The cost savings will help Abu Dhabi’s sovereign wealth fund, which manages $700 billion in assets, divert money to new projects such as quantitative research and development.

ADIA, which manages the capital on behalf of the oil-rich government of Abu Dhabi, has focused on shrinking its bloated management team, cutting expensive and long-serving staff who have worked there for decades, the sources said, declining to be identified because the matter is not public.

The fund had a savings target of around 1 billion dirhams which was communicated internally to management, the sources said.

A spokesperson for ADIA said the fund “continually evaluates its operations to ensure that its capabilities, structures and processes are aligned with long-term goals and allow ADIA to evolve with the investment environment”.

The changes aim to make the ADIA, which was established in 1976 to invest the emirate’s surplus petrodollars, more nimble and efficient, sources say.

The fund has focused on how to integrate investment decisions with machine learning and artificial intelligence, following in the footsteps of Singaporean public funds GIC and Temasek.

In 2020, it merged its external and internal equity teams and closed its internal Japanese equity desk.

The changes led to the creation of an equity department, the core portfolio department, as well as the Central Investment Services department.

ADIA’s measures are aimed at empowering frontline managers, consolidating technology systems and simplifying governance structures, one of the sources said.

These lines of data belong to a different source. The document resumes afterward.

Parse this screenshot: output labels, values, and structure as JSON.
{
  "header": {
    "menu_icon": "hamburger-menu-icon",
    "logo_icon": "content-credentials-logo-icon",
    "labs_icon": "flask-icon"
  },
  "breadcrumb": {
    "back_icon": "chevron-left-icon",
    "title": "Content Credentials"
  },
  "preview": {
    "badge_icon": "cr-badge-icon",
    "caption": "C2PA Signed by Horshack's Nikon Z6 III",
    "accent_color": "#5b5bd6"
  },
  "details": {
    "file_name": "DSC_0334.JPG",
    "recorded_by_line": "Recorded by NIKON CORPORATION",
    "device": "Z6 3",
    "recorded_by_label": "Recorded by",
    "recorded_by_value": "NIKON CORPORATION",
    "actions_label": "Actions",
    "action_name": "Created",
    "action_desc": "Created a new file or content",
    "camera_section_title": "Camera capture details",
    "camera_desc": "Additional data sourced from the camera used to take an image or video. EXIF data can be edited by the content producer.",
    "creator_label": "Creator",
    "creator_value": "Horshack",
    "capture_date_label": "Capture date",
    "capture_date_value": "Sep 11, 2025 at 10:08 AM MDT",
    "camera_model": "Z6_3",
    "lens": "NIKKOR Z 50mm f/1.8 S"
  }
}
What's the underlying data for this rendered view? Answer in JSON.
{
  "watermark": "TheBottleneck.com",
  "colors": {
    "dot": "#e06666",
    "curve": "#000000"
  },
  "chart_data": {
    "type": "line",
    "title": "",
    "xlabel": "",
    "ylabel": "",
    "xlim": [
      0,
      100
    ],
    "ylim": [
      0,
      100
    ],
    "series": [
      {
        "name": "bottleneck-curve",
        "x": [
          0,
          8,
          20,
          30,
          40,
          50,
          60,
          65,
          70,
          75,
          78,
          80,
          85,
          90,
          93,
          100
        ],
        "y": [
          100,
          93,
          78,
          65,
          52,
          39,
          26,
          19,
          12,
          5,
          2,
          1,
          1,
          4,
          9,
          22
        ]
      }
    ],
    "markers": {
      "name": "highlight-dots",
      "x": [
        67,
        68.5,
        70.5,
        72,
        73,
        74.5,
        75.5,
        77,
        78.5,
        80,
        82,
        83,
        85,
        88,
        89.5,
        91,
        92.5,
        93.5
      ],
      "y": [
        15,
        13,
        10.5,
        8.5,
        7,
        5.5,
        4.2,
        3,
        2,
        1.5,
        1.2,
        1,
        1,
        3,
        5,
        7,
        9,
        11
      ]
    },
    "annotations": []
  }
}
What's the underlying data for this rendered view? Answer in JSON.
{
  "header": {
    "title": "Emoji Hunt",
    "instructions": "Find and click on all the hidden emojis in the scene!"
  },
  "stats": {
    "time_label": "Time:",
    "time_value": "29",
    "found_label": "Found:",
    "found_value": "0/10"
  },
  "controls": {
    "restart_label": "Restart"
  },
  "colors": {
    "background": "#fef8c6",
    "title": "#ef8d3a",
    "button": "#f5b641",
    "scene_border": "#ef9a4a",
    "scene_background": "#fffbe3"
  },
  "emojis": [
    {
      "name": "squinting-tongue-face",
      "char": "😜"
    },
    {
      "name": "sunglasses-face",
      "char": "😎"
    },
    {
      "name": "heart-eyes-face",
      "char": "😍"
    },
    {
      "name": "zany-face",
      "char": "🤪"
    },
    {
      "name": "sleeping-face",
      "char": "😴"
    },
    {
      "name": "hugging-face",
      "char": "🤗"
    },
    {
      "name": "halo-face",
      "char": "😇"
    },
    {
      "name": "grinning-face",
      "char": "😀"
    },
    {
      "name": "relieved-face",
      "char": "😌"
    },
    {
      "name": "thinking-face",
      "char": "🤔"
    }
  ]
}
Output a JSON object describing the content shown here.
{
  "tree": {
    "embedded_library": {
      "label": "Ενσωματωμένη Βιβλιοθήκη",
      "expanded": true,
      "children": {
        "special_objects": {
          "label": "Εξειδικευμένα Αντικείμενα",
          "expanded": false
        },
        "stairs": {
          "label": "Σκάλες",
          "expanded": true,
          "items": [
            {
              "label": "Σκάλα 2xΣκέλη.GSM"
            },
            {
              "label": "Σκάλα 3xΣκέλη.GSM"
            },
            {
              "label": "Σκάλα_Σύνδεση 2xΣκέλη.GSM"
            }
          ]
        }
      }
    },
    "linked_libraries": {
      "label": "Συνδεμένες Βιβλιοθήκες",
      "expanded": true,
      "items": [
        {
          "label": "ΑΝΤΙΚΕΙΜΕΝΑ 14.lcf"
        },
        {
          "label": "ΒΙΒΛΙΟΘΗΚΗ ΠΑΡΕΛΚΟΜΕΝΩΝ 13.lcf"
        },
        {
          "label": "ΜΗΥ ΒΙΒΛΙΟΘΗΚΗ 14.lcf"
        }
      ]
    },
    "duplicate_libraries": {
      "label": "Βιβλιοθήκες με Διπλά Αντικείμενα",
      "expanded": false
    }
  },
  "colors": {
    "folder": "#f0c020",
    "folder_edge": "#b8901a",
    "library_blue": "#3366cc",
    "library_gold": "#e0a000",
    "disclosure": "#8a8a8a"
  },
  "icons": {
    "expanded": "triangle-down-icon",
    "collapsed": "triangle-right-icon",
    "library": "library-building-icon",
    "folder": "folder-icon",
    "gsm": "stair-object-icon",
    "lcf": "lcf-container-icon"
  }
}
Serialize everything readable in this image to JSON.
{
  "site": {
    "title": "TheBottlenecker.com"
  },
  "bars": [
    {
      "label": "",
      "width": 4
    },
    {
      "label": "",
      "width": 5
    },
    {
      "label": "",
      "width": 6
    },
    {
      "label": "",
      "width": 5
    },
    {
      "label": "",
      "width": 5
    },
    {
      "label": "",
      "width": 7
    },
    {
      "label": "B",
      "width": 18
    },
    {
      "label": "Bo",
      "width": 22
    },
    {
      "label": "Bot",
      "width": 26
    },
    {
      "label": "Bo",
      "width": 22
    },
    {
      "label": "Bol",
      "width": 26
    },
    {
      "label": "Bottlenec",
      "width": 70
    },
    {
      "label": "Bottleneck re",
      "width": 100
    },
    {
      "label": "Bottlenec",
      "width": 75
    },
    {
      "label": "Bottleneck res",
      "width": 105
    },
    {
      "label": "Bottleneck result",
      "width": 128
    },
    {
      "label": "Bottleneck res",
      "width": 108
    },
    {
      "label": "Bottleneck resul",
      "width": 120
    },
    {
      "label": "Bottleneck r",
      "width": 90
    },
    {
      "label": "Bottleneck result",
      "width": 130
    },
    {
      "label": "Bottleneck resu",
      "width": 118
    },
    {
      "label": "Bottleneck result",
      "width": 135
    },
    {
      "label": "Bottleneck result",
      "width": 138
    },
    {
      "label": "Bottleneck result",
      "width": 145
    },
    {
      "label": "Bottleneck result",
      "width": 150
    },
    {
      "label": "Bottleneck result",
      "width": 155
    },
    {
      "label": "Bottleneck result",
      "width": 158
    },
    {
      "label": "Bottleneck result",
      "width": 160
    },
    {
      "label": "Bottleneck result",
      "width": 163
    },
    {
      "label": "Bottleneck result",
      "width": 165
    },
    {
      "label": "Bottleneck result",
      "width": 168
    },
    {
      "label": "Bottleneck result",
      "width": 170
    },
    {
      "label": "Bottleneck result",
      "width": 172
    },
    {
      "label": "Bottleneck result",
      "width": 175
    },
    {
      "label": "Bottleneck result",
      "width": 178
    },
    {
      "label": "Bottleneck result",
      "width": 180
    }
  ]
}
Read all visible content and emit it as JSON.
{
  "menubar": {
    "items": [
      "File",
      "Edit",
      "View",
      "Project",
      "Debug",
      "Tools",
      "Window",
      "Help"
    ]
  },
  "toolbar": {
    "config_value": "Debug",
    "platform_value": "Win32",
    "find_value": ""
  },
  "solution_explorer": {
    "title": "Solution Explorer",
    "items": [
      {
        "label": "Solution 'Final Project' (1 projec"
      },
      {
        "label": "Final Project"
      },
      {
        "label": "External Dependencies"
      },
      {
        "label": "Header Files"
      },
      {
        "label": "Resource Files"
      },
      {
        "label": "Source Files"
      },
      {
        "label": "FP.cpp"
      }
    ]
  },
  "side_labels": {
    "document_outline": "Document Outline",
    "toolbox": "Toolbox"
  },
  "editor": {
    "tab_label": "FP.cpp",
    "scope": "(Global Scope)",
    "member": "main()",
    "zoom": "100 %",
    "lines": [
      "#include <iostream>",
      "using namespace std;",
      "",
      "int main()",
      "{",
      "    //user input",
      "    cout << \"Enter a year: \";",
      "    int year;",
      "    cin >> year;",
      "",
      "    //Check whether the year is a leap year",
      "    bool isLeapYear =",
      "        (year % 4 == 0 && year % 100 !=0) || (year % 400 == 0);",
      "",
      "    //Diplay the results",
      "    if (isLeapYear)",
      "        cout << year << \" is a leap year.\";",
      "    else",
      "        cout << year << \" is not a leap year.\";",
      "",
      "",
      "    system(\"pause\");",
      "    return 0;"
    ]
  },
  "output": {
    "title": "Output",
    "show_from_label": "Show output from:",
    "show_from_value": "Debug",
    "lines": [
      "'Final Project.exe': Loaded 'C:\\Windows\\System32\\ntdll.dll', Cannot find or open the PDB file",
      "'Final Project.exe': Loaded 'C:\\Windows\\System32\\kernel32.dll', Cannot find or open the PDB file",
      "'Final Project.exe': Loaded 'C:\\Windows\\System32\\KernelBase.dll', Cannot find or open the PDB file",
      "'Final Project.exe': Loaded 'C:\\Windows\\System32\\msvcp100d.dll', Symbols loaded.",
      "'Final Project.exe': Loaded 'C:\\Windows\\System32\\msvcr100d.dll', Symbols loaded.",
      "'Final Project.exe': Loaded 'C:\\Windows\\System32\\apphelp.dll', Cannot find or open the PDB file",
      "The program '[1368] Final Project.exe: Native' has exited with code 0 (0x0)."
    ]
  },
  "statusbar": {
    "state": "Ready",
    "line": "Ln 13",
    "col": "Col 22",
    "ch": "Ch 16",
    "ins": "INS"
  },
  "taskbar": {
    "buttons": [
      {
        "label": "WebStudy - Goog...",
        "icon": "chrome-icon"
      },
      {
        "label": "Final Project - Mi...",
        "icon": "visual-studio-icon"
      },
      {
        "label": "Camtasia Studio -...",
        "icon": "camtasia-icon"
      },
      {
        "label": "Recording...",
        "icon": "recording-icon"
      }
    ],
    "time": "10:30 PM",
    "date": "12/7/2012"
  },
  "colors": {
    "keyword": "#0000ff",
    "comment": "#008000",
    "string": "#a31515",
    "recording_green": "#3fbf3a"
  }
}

“We expect the fund to shift slightly towards private markets and begin to allocate capital to more innovative and perhaps aggressive strategies and products,” said Diego Lopez, managing director of Global SWF, a sovereign wealth fund consultancy firm.

He said Gulf sovereign wealth funds are full of cash, after strong results in 2020 and 2021, and rising oil prices.

“We estimate that ADIA had a single-year return of 20.9% in 2020, and we expect 2021 to be very strong as well,” Lopez said.

“Such excess capital and firepower allows – and pushes – the fund to rethink its strategy and align with the new economy and new themes.”

ADIA had 1,680 employees, the fund said in its annual report last year.